Particle and Dynamic Animation (Houdini II)
- High School
Using the knowledge gained from experimenting with POPS, I created a multi-layered water fountain that dynamically responded to music.
My goal with this project was to take the advantages of the different methods to render particles and combine them in a way to create a complete water system. There are three main ways to render particles: as points, as a meta surface, and as geometry (or spheres). Much like a water fountain has different layers of particle dynamics (the top spray, the main stream, the falling mist, the splash with the main ground plane surface), the different render methods suit themselves to different parts of this system. There is no single method that solves all. Using meta surfaces to render the super small, fine mist at the top of the fountain doesn't make sense, neither does it make sense to use millions and millions of infinitely small points to render the main core of the stream of the water fountain. By dividing the fountain into different behavior groups, I can easily render each method using a different technique.
This desire also fell easily into my secondary goal of learning Houdini's render layer / render passes system. I knew how to do this type of rendering in Maya and I wanted to know how to do the equivelent thing in Houdini. Also learning how to do a camera matchmove in Houdini was necessary so I could use Houdini as my 3D application along with Maya.
What I Learned/Challenges
- I learned how to efficiently set up Houdini for compositing work using Render Takes and chaining render nodes together for a single and simple render at the end of production.
- I learned more about the different methods to render particles and the advantages and disadvantages of each method.
- It was challenging to build a "simple" procedural network to create the various systems of a water fountain's spray while reducing redundancy and maximizing control.
-When everything was said and done for the deadline of this project, I saw how bad the popping is of the meta_geo particle pass was, and I'd like to go back and recreate that to be more seamless and fluid, using more metaballs.
- I'd really like to go back and select a different music track (or edit how the music is being manipulated inside of Houdini) that will allow for more breaks or ups and downs of the water jet spraying water.
Technical Breakdown/Extra Information
To expedite the creation process of these multiple layers of the water fountain, I used a single POP node that controlled how the overall water fountain behaved. It had all of the forces and controls built into it so that when it was set up, it created a "complete" water fountain. Through expression, I was then able to take this main fountain and break it apart and create only the necessary particles per system. For example, the fine mist at the top of the fountain: using the correct dynamic behavior for that particle system, it creates the mist particles as points (never assigning a surface to it) and deletes any of the unnecessary particles to save space since this grouping of particles are then cached out to disk.
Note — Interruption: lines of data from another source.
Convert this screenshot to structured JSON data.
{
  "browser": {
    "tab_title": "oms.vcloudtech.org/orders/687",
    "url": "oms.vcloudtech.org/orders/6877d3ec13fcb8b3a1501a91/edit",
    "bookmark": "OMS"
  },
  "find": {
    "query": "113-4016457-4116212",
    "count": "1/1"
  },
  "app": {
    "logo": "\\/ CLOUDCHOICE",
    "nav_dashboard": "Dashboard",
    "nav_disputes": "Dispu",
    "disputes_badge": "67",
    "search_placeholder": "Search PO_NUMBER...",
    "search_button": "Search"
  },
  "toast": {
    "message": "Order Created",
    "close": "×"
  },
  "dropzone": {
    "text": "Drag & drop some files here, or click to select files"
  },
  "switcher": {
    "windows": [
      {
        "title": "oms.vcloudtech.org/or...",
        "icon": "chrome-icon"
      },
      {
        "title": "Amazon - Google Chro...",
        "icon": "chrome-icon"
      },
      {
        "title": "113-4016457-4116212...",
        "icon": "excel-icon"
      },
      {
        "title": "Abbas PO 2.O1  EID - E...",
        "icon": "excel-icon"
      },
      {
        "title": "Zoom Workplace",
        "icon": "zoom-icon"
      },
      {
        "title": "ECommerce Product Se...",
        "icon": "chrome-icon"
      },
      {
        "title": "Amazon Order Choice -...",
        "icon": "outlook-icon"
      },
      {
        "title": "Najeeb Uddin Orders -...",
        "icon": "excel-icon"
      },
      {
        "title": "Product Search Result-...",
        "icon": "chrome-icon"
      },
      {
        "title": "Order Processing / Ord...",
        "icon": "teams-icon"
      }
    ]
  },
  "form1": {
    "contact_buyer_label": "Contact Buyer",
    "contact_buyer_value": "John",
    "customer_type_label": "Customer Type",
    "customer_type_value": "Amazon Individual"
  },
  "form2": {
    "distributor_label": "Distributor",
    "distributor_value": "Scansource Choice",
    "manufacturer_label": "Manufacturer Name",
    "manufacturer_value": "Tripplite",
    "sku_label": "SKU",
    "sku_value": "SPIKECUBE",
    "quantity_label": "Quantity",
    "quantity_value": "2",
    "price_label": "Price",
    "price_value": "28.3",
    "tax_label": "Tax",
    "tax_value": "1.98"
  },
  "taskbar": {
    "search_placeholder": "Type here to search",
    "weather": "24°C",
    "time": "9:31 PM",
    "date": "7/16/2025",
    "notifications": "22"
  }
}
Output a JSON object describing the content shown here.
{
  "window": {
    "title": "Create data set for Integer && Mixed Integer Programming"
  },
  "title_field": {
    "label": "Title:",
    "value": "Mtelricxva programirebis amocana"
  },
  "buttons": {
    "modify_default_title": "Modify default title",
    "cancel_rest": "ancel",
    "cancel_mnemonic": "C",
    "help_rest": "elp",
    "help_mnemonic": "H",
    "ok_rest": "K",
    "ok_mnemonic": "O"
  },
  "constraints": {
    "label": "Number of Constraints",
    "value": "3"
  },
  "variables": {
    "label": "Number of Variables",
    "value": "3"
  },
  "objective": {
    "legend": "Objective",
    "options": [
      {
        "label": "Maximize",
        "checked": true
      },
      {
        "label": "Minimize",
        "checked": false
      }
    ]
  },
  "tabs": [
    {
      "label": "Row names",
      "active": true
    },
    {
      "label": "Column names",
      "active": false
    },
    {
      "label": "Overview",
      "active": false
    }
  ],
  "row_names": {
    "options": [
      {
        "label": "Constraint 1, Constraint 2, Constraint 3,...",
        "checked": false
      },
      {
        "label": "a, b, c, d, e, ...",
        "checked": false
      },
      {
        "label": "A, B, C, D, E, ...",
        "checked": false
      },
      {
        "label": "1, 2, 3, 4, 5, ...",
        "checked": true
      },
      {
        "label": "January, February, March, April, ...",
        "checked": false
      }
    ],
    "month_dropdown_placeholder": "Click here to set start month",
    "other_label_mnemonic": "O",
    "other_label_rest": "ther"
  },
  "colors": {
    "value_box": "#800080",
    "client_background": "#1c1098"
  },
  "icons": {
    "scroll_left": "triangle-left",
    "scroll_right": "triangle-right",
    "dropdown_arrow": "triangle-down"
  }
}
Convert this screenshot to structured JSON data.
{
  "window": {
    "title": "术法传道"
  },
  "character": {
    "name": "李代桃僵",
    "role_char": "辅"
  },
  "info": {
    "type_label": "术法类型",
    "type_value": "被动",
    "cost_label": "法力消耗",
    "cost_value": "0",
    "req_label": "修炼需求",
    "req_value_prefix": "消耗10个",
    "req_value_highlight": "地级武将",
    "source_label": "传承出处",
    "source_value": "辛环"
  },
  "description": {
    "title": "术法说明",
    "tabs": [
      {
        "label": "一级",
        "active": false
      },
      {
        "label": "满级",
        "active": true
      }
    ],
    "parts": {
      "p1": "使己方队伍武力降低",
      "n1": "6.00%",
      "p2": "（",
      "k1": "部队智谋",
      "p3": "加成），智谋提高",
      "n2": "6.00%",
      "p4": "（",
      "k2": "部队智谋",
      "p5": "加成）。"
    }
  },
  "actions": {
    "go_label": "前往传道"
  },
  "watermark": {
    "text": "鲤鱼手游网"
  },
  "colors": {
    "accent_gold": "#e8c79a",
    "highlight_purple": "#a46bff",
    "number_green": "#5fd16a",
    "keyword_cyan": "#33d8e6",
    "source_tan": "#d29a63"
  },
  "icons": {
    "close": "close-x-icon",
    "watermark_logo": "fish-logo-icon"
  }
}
For a meta surface (like the main stream), it will create only the particles for the main jet (never creating the mist of fall particles) and then write that to disk as points. Then it will read it back in, assign the meta surface, do necessary modifications to make it smoother, and then write those modifications back out to disk as geometry instead of points. That way all of the "render time" is done at the front end and when it comes to render, it's near instantaneous since there doesn't need to be any calculations for the physical shape of the particles.
This idea is continued into rendering. I have created multiple render passes, each only renders the necessary particle system, and with the render pass, I am able to render using a set-naming convention that makes it easier to read in once I have my render passes. Since I did a relatively complex fountain that has multiple layers of water jets, I needed to composite each grouping of jets first by itself (so that all of the layers of that group of jet would be correct) and then composite the four different jet groups together into a final image. Normally, this would require having four large groups of compositing nodes in Nuke, each group doing the same process to combine each group of particles together. For example, I'd have emitter number one layering the mist on top of the main stream. And then I'd have emitter two also layering the mist on top of the main stream. As well as emitter three would be layering the mist on top of the main stream. So on and so forth, each emitter with more layers than just the mist and the stream. Well, I decided to use Nuke's multiple "View" system to make this easier. The View system is prodominently used for stereo (a left and right eye view), and in the end, it performs a series of operations to each stream of data (the left and the right eye). I used this technique to quickly and neatly combine my four emitters together, since each emitter had the same number of render passes for the water fountain, each being combined in the same manner. So instead of having a left and a right view, I created four views: emitter one, emitter two, emitter, three, and emitter four. And then I layered each of the passes of the mist on top of the stream through one stream of data that is actually applying the same layer manipulation to all four views, or emitter groups. At the end of the Nuke operations, I then seperated the four streams of data out into individual "views" or images, and then layered those completed emitter groups properly. With this technique, I created any number of emitter groups and performed any number of compositing tricks to create a final image, easily with just one stream of operations.
--Include a technical breakdown explaining the project if necessary or other useful/fun pieces of information. Provide source materials, concept designs, screenshots or videos to help better explain what has been done to create the final work.--
This class continued to teach Houdini while focusing heavily on particle and dynamic effects. It dealt with the POPS, DOPS, VOPS, and VEX networks.